State of the Region drives into first gear

Two senior leaders have kicked of this year’s State of the Region project – when they highlighted investment and innovation strengths across Yorkshire and the whole of the north.

Jonathan Clement, along with sponsors KPMG and Squire Patton Boggs, welcomed delegates to the event which featured Jonathan Clement, Head of Commercial Affairs at McLaren Automotive and Roger Marsh OBE, chair of the Leeds City Region Enterprise Partnership and NP11.

The two leaders shared their thoughts on skills, inward investment and the strength of the Northern Powerhouse. Ian Beaumont, partner at KPMG, brought the proceedings to a close. Attended by more than 80 business leaders, the event was held at KPMG Leeds.

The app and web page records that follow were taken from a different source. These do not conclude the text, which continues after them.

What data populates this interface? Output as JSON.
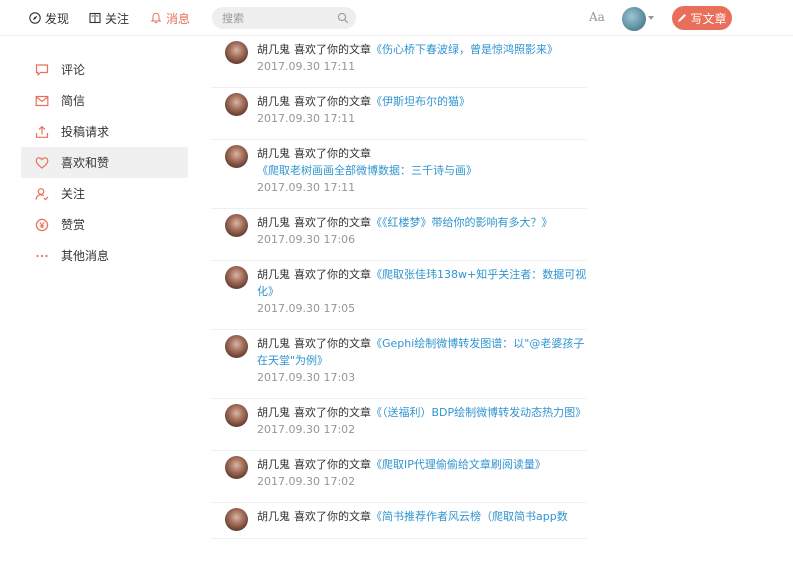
{
  "nav": {
    "items": [
      {
        "label": "发现",
        "icon": "compass-icon"
      },
      {
        "label": "关注",
        "icon": "book-icon"
      },
      {
        "label": "消息",
        "icon": "bell-icon",
        "active": true
      }
    ],
    "search_placeholder": "搜索",
    "font_toggle": "Aa",
    "write_label": "写文章"
  },
  "sidebar": {
    "items": [
      {
        "label": "评论",
        "icon": "comment-icon"
      },
      {
        "label": "简信",
        "icon": "mail-icon"
      },
      {
        "label": "投稿请求",
        "icon": "upload-icon"
      },
      {
        "label": "喜欢和赞",
        "icon": "heart-icon",
        "active": true
      },
      {
        "label": "关注",
        "icon": "user-follow-icon"
      },
      {
        "label": "赞赏",
        "icon": "yen-icon"
      },
      {
        "label": "其他消息",
        "icon": "more-icon"
      }
    ]
  },
  "notifications": [
    {
      "user": "胡几鬼",
      "action": "喜欢了你的文章",
      "article": "《伤心桥下春波绿，曾是惊鸿照影来》",
      "time": "2017.09.30 17:11"
    },
    {
      "user": "胡几鬼",
      "action": "喜欢了你的文章",
      "article": "《伊斯坦布尔的猫》",
      "time": "2017.09.30 17:11"
    },
    {
      "user": "胡几鬼",
      "action": "喜欢了你的文章",
      "article": "《爬取老树画画全部微博数据：三千诗与画》",
      "time": "2017.09.30 17:11"
    },
    {
      "user": "胡几鬼",
      "action": "喜欢了你的文章",
      "article": "《《红楼梦》带给你的影响有多大？》",
      "time": "2017.09.30 17:06"
    },
    {
      "user": "胡几鬼",
      "action": "喜欢了你的文章",
      "article": "《爬取张佳玮138w+知乎关注者：数据可视化》",
      "time": "2017.09.30 17:05"
    },
    {
      "user": "胡几鬼",
      "action": "喜欢了你的文章",
      "article": "《Gephi绘制微博转发图谱：以\"@老婆孩子在天堂\"为例》",
      "time": "2017.09.30 17:03"
    },
    {
      "user": "胡几鬼",
      "action": "喜欢了你的文章",
      "article": "《（送福利）BDP绘制微博转发动态热力图》",
      "time": "2017.09.30 17:02"
    },
    {
      "user": "胡几鬼",
      "action": "喜欢了你的文章",
      "article": "《爬取IP代理偷偷给文章刷阅读量》",
      "time": "2017.09.30 17:02"
    },
    {
      "user": "胡几鬼",
      "action": "喜欢了你的文章",
      "article": "《简书推荐作者风云榜（爬取简书app数",
      "time": ""
    }
  ],
  "colors": {
    "accent": "#ea6f5a",
    "link": "#3194d0",
    "muted": "#969696"
  }
}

McLaren opened its facility AMRC site, which was a £50m investment, last year – where the firm’s carbon fibre chassis will be manufactured and the firm’s R and D centre for carbon fibre will be based. Clement said: “We are implementing innovation, we are recruiting great people. At the end of the day, it’s people that make it happen.”

In terms of why the firm chose Yorkshire, Clement said: “39 years of uninterrupted learning made us think – what’s next for us? This saw the creation of the McLaren Composites  Technology Centre in the Sheffield City Region.

“Once fully operational, the 7,000 sq m facility will create 200 news jobs and we will be supplying 20 carbon fibre chassis per day.

“This is also increasing the UK made content made value from 50% to 57%. We are employing a very highly skilled workforce from the Sheffield City Region.”

Clement added that McLaren was “putting a lot of energy” into battery development as part of its innovation investment. “Our target is to create a superfast charging battery capable of a range greater than 300km,” reflected Clement.

Marsh said: “Together with our partners in the Sheffield City Region, Hull and Humber and North Yorkshire, we [the Leeds City Region] are a very

Roger Marsh OBE

important driver of the Northern economy.”

Marsh said that it was not only about delivering economic success across the north, but also concentrating on delivering the “social dividend” for the north. He added that that there was still low productivity levels in the north compared to the remainder of the UK and this was being addressed.

“It’s important to think about the north as that engine of growth,” he said.

“We have a simple ambition – a challenging one – but a realistic one; to channel the efforts into the north becoming a profit centre for UK plc rather than a continuing cost centre. Lots of work has gone on.

“Our focus is around focusing on extraordinary business growth. Ensuring that we have the skills base necessary for the businesses of today and of tomorrow.

“Above all having the associated infrastructure. I don’t just mean digital or roads or rail. I mean all of it – enabling people to get around.”

Marsh said he was challenging government to think about what a successful north would look like in 20 years; where the economy of the north held its own and enabled people to have very good quality of lives.

He said Foreign Direct Investment was “slow burn” and took time. “You have to be persistent and patient; but now we are beginning to reap those rewards. It’s about attractiveness.

“In 2014, the Leeds City Region was the 13th most attractive place for investment. I am delighted to say that in 2019, we are in the top five; and that is some achievement. A lot of hard work and support has gone into that from businesses. It is through that attraction, coupled with indigenous investment like from McLaren and others – we will transform the economy and give much better lives for people to enjoy.”

Click here for  a full round-up of State of the Region coverage.